Continuum fluid dynamics
Fluid flow is an active area of research in mathematics, science and engineering with a wide range of applications. Research concerns the study of novel physical systems, new mathematical and algorithmic developments and applications to aeronautical, chemical and mechanical engineering.
In the Department of Mathematics, research is no just into liquids and gases. Many flowing materials, such as slurries and multiphase mixtures, display 'fluid like' behaviour and can be tackled using techniques developed for classical fluid problems. Much of the emphasis in our work is placed on the nonlinear behaviour in these 'fluid like' systems. More information can be found on the Department of Mathematics website:
Computational fluid dynamics research covers a range of activities related to the modelling and simulation of complex and challenging fluid flow problems in aerospace, power generation, nuclear, environmental, reservoir modelling and chemical processing (computational fluid dynamics CFD; modelling and simulation; Department of Chemical Engineering and Analytical Science research themes). Novel numerical techniques and treatments are also developed and tested to allow the most efficient solution of complex problems using a range of methods.
Smooth Particle Hydrodynamics
Smooth Particle Hydrodynamics (DSPH) is one of the most exciting new areas in the field of computational fluid and solid dynamics and has been a major research activity in MACE for over 10 years through the leadership of Dr Benedict Rogers, Prof Peter Stansby and Dr Steve Lind.
This meshless method is opening up the possibility of research into fields that were well beyond any modelling capability but are now being actively pursued, from violent free-surface flows to viscoelastic flows in containers to hardware acceleration using graphics processing units (GPUs).
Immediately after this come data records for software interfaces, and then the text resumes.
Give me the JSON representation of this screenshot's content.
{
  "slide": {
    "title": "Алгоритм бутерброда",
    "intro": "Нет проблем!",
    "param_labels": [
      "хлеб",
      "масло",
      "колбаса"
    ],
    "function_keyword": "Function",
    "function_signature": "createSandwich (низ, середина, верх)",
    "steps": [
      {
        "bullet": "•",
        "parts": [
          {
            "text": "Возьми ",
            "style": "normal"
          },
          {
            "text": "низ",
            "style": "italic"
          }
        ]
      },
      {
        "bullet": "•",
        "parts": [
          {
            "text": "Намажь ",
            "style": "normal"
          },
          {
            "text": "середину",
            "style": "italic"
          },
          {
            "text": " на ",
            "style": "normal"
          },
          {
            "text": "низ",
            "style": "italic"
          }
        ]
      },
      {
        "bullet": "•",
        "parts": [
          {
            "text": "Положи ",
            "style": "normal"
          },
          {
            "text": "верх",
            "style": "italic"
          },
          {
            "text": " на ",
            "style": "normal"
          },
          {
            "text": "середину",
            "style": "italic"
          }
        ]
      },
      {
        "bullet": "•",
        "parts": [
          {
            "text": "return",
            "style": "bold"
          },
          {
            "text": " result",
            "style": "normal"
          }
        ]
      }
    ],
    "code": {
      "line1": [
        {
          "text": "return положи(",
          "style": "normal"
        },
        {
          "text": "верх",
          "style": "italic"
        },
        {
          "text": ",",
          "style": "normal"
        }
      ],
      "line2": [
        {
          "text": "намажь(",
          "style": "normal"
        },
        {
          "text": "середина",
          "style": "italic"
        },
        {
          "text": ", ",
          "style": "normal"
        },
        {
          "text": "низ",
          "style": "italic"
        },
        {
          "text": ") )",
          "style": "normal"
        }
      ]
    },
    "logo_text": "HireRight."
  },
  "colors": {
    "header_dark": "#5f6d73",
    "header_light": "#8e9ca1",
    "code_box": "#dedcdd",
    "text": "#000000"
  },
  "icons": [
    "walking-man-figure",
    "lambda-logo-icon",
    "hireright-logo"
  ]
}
More information is given on:
Solid Mechanics research is an area of vital importance in many branches of engineering, geophysics, and material science. The subject continues to develop at a rapid rate as new materials and designs are introduced to meet the stringent demands of industry; the latter requirements may include the need for lightness, strength, heat resistance etc. Theoretical study by applied mathematicians is essential to advance the understanding of the fundamental mechanical and dynamical properties of such materials, to provide new mathematical tools and insights into the field, and of course to estimate the potential for fracture or other catastrophic failure in situ. Such theoretical work also offers novel approaches to anticipating the behaviour of ever-more-complex materials being employed by material scientists, especially in the field of nanotechnology and metamaterials.
Groups working in this general area include:
We also note the research done on waves. In the Department of Mathematics waves are studied in heterogeneous media, of which good examples are composite materials and bone. The complex microstructure of such materials gives rise to a complex wave field. Often the interest is how an effective wave propagates through the medium. In order to study problems in this domain, many different types of mathematics are required including the development of fundamental analytical techniques, computational methods, probability theory and the use of many aspects of the theories of acoustics, elasticity and water waves. For more information, visit:
The Modelling and Simulation Centre (MaSC)
MaSC is a University of Manchester Research Centre that makes use of continuum modelling to investigate topics ranging from the micro-structure of materials to the flow of ocean currents. It forms part of the Dalton Nuclear Institute and has strong links with the Materials Performance Centre, The University of Manchester Aerospace Research Institute (UMARI), the Tyndall Centre and the Laser Processing Centre.
Among its specialisms are: